AIM OF THE EXERCISE: Repeat each record exactly, skipping the pictures.

MATERIAL FOR THE TASK:
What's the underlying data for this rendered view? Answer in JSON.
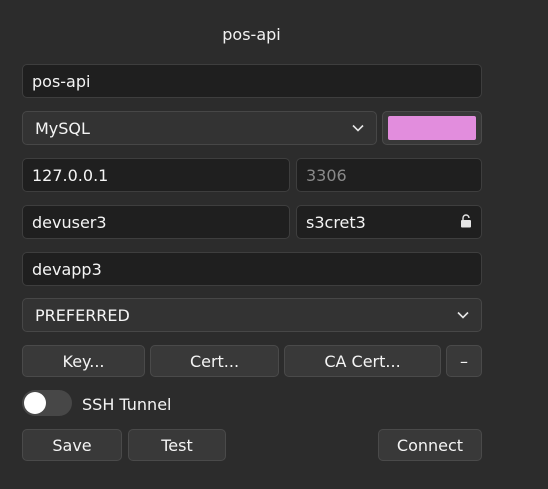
{
  "window": {
    "title": "pos-api"
  },
  "form": {
    "name": {
      "value": "pos-api"
    },
    "driver": {
      "selected": "MySQL",
      "icon": "chevron-down-icon"
    },
    "color": {
      "value": "#e28ddd"
    },
    "host": {
      "value": "127.0.0.1"
    },
    "port": {
      "placeholder": "3306",
      "value": ""
    },
    "user": {
      "value": "devuser3"
    },
    "password": {
      "value": "s3cret3",
      "icon": "lock-icon"
    },
    "database": {
      "value": "devapp3"
    },
    "ssl_mode": {
      "selected": "PREFERRED",
      "icon": "chevron-down-icon"
    },
    "ssl_buttons": {
      "key_label": "Key...",
      "cert_label": "Cert...",
      "ca_cert_label": "CA Cert...",
      "clear_label": "–"
    },
    "ssh_tunnel": {
      "label": "SSH Tunnel",
      "enabled": false
    }
  },
  "actions": {
    "save_label": "Save",
    "test_label": "Test",
    "connect_label": "Connect"
  }
}
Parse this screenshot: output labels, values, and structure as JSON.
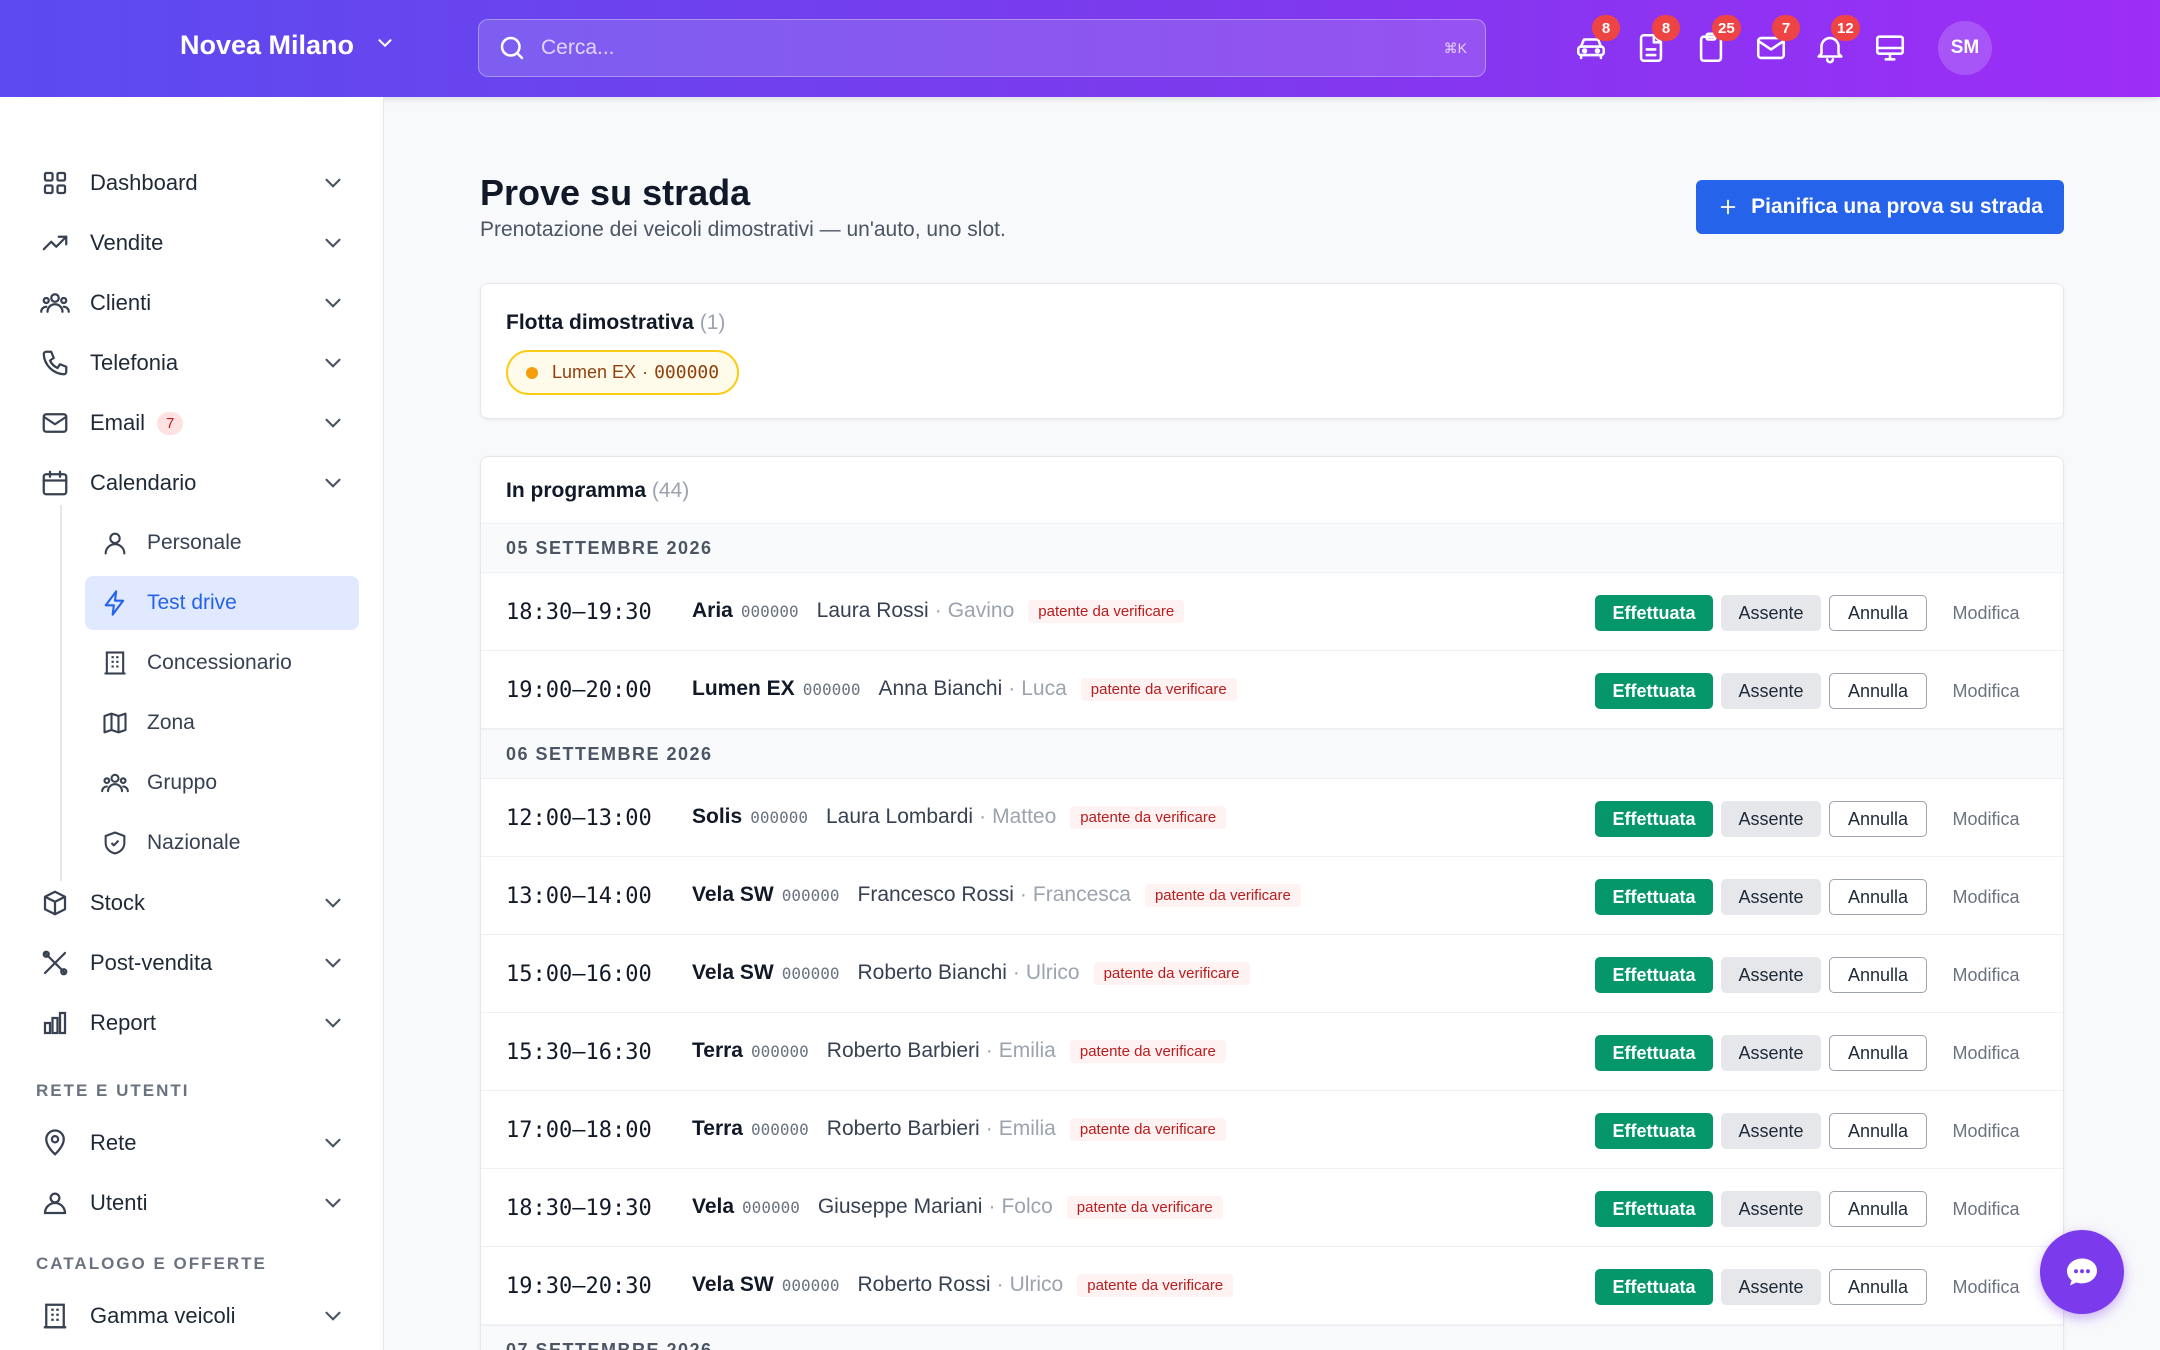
{
  "header": {
    "brand": "Novea Milano",
    "search_placeholder": "Cerca...",
    "search_shortcut": "⌘K",
    "icons": [
      {
        "name": "car-icon",
        "badge": "8"
      },
      {
        "name": "document-icon",
        "badge": "8"
      },
      {
        "name": "clipboard-icon",
        "badge": "25"
      },
      {
        "name": "mail-icon",
        "badge": "7"
      },
      {
        "name": "bell-icon",
        "badge": "12"
      },
      {
        "name": "monitor-icon",
        "badge": ""
      }
    ],
    "avatar": "SM"
  },
  "sidebar": {
    "items": [
      {
        "label": "Dashboard",
        "icon": "grid-icon"
      },
      {
        "label": "Vendite",
        "icon": "trending-icon"
      },
      {
        "label": "Clienti",
        "icon": "users-icon"
      },
      {
        "label": "Telefonia",
        "icon": "phone-icon"
      },
      {
        "label": "Email",
        "icon": "mail-icon",
        "badge": "7"
      },
      {
        "label": "Calendario",
        "icon": "calendar-icon"
      }
    ],
    "sub_items": [
      {
        "label": "Personale",
        "icon": "user-icon"
      },
      {
        "label": "Test drive",
        "icon": "bolt-icon",
        "active": true
      },
      {
        "label": "Concessionario",
        "icon": "building-icon"
      },
      {
        "label": "Zona",
        "icon": "map-icon"
      },
      {
        "label": "Gruppo",
        "icon": "group-icon"
      },
      {
        "label": "Nazionale",
        "icon": "shield-icon"
      }
    ],
    "items_after": [
      {
        "label": "Stock",
        "icon": "box-icon"
      },
      {
        "label": "Post-vendita",
        "icon": "tools-icon"
      },
      {
        "label": "Report",
        "icon": "chart-icon"
      }
    ],
    "section_network": "RETE E UTENTI",
    "network_items": [
      {
        "label": "Rete",
        "icon": "pin-icon"
      },
      {
        "label": "Utenti",
        "icon": "user-cog-icon"
      }
    ],
    "section_catalog": "CATALOGO E OFFERTE",
    "catalog_items": [
      {
        "label": "Gamma veicoli",
        "icon": "building-icon"
      }
    ]
  },
  "main": {
    "title": "Prove su strada",
    "subtitle": "Prenotazione dei veicoli dimostrativi — un'auto, uno slot.",
    "primary_button": "Pianifica una prova su strada",
    "fleet": {
      "title": "Flotta dimostrativa",
      "count": "(1)",
      "chip_model": "Lumen EX",
      "chip_sep": "·",
      "chip_plate": "000000"
    },
    "schedule": {
      "title": "In programma",
      "count": "(44)",
      "labels": {
        "done": "Effettuata",
        "absent": "Assente",
        "cancel": "Annulla",
        "edit": "Modifica",
        "warning": "patente da verificare",
        "sep": "·"
      },
      "groups": [
        {
          "date": "05 SETTEMBRE 2026",
          "rows": [
            {
              "time": "18:30–19:30",
              "model": "Aria",
              "plate": "000000",
              "customer": "Laura Rossi",
              "seller": "Gavino"
            },
            {
              "time": "19:00–20:00",
              "model": "Lumen EX",
              "plate": "000000",
              "customer": "Anna Bianchi",
              "seller": "Luca"
            }
          ]
        },
        {
          "date": "06 SETTEMBRE 2026",
          "rows": [
            {
              "time": "12:00–13:00",
              "model": "Solis",
              "plate": "000000",
              "customer": "Laura Lombardi",
              "seller": "Matteo"
            },
            {
              "time": "13:00–14:00",
              "model": "Vela SW",
              "plate": "000000",
              "customer": "Francesco Rossi",
              "seller": "Francesca"
            },
            {
              "time": "15:00–16:00",
              "model": "Vela SW",
              "plate": "000000",
              "customer": "Roberto Bianchi",
              "seller": "Ulrico"
            },
            {
              "time": "15:30–16:30",
              "model": "Terra",
              "plate": "000000",
              "customer": "Roberto Barbieri",
              "seller": "Emilia"
            },
            {
              "time": "17:00–18:00",
              "model": "Terra",
              "plate": "000000",
              "customer": "Roberto Barbieri",
              "seller": "Emilia"
            },
            {
              "time": "18:30–19:30",
              "model": "Vela",
              "plate": "000000",
              "customer": "Giuseppe Mariani",
              "seller": "Folco"
            },
            {
              "time": "19:30–20:30",
              "model": "Vela SW",
              "plate": "000000",
              "customer": "Roberto Rossi",
              "seller": "Ulrico"
            }
          ]
        },
        {
          "date": "07 SETTEMBRE 2026",
          "rows": []
        }
      ]
    }
  },
  "colors": {
    "header_from": "#5b4bf0",
    "header_to": "#9d2df7",
    "primary": "#2563eb",
    "success": "#059669",
    "badge": "#ef4444",
    "fab": "#7c3aed"
  }
}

RESPONSE AREA:
What's the underlying data for this rendered view? Answer in JSON.
{
  "window": {
    "title": "pos-api"
  },
  "form": {
    "name": {
      "value": "pos-api"
    },
    "driver": {
      "selected": "MySQL",
      "icon": "chevron-down-icon"
    },
    "color": {
      "value": "#e28ddd"
    },
    "host": {
      "value": "127.0.0.1"
    },
    "port": {
      "placeholder": "3306",
      "value": ""
    },
    "user": {
      "value": "devuser3"
    },
    "password": {
      "value": "s3cret3",
      "icon": "lock-icon"
    },
    "database": {
      "value": "devapp3"
    },
    "ssl_mode": {
      "selected": "PREFERRED",
      "icon": "chevron-down-icon"
    },
    "ssl_buttons": {
      "key_label": "Key...",
      "cert_label": "Cert...",
      "ca_cert_label": "CA Cert...",
      "clear_label": "–"
    },
    "ssh_tunnel": {
      "label": "SSH Tunnel",
      "enabled": false
    }
  },
  "actions": {
    "save_label": "Save",
    "test_label": "Test",
    "connect_label": "Connect"
  }
}
Parse this screenshot: output labels, values, and structure as JSON.
{
  "header": {
    "brand": "Novea Milano",
    "search_placeholder": "Cerca...",
    "search_shortcut": "⌘K",
    "icons": [
      {
        "name": "car-icon",
        "badge": "8"
      },
      {
        "name": "document-icon",
        "badge": "8"
      },
      {
        "name": "clipboard-icon",
        "badge": "25"
      },
      {
        "name": "mail-icon",
        "badge": "7"
      },
      {
        "name": "bell-icon",
        "badge": "12"
      },
      {
        "name": "monitor-icon",
        "badge": ""
      }
    ],
    "avatar": "SM"
  },
  "sidebar": {
    "items": [
      {
        "label": "Dashboard",
        "icon": "grid-icon"
      },
      {
        "label": "Vendite",
        "icon": "trending-icon"
      },
      {
        "label": "Clienti",
        "icon": "users-icon"
      },
      {
        "label": "Telefonia",
        "icon": "phone-icon"
      },
      {
        "label": "Email",
        "icon": "mail-icon",
        "badge": "7"
      },
      {
        "label": "Calendario",
        "icon": "calendar-icon"
      }
    ],
    "sub_items": [
      {
        "label": "Personale",
        "icon": "user-icon"
      },
      {
        "label": "Test drive",
        "icon": "bolt-icon",
        "active": true
      },
      {
        "label": "Concessionario",
        "icon": "building-icon"
      },
      {
        "label": "Zona",
        "icon": "map-icon"
      },
      {
        "label": "Gruppo",
        "icon": "group-icon"
      },
      {
        "label": "Nazionale",
        "icon": "shield-icon"
      }
    ],
    "items_after": [
      {
        "label": "Stock",
        "icon": "box-icon"
      },
      {
        "label": "Post-vendita",
        "icon": "tools-icon"
      },
      {
        "label": "Report",
        "icon": "chart-icon"
      }
    ],
    "section_network": "RETE E UTENTI",
    "network_items": [
      {
        "label": "Rete",
        "icon": "pin-icon"
      },
      {
        "label": "Utenti",
        "icon": "user-cog-icon"
      }
    ],
    "section_catalog": "CATALOGO E OFFERTE",
    "catalog_items": [
      {
        "label": "Gamma veicoli",
        "icon": "building-icon"
      }
    ]
  },
  "main": {
    "title": "Prove su strada",
    "subtitle": "Prenotazione dei veicoli dimostrativi — un'auto, uno slot.",
    "primary_button": "Pianifica una prova su strada",
    "fleet": {
      "title": "Flotta dimostrativa",
      "count": "(1)",
      "chip_model": "Lumen EX",
      "chip_sep": "·",
      "chip_plate": "000000"
    },
    "schedule": {
      "title": "In programma",
      "count": "(44)",
      "labels": {
        "done": "Effettuata",
        "absent": "Assente",
        "cancel": "Annulla",
        "edit": "Modifica",
        "warning": "patente da verificare",
        "sep": "·"
      },
      "groups": [
        {
          "date": "05 SETTEMBRE 2026",
          "rows": [
            {
              "time": "18:30–19:30",
              "model": "Aria",
              "plate": "000000",
              "customer": "Laura Rossi",
              "seller": "Gavino"
            },
            {
              "time": "19:00–20:00",
              "model": "Lumen EX",
              "plate": "000000",
              "customer": "Anna Bianchi",
              "seller": "Luca"
            }
          ]
        },
        {
          "date": "06 SETTEMBRE 2026",
          "rows": [
            {
              "time": "12:00–13:00",
              "model": "Solis",
              "plate": "000000",
              "customer": "Laura Lombardi",
              "seller": "Matteo"
            },
            {
              "time": "13:00–14:00",
              "model": "Vela SW",
              "plate": "000000",
              "customer": "Francesco Rossi",
              "seller": "Francesca"
            },
            {
              "time": "15:00–16:00",
              "model": "Vela SW",
              "plate": "000000",
              "customer": "Roberto Bianchi",
              "seller": "Ulrico"
            },
            {
              "time": "15:30–16:30",
              "model": "Terra",
              "plate": "000000",
              "customer": "Roberto Barbieri",
              "seller": "Emilia"
            },
            {
              "time": "17:00–18:00",
              "model": "Terra",
              "plate": "000000",
              "customer": "Roberto Barbieri",
              "seller": "Emilia"
            },
            {
              "time": "18:30–19:30",
              "model": "Vela",
              "plate": "000000",
              "customer": "Giuseppe Mariani",
              "seller": "Folco"
            },
            {
              "time": "19:30–20:30",
              "model": "Vela SW",
              "plate": "000000",
              "customer": "Roberto Rossi",
              "seller": "Ulrico"
            }
          ]
        },
        {
          "date": "07 SETTEMBRE 2026",
          "rows": []
        }
      ]
    }
  },
  "colors": {
    "header_from": "#5b4bf0",
    "header_to": "#9d2df7",
    "primary": "#2563eb",
    "success": "#059669",
    "badge": "#ef4444",
    "fab": "#7c3aed"
  }
}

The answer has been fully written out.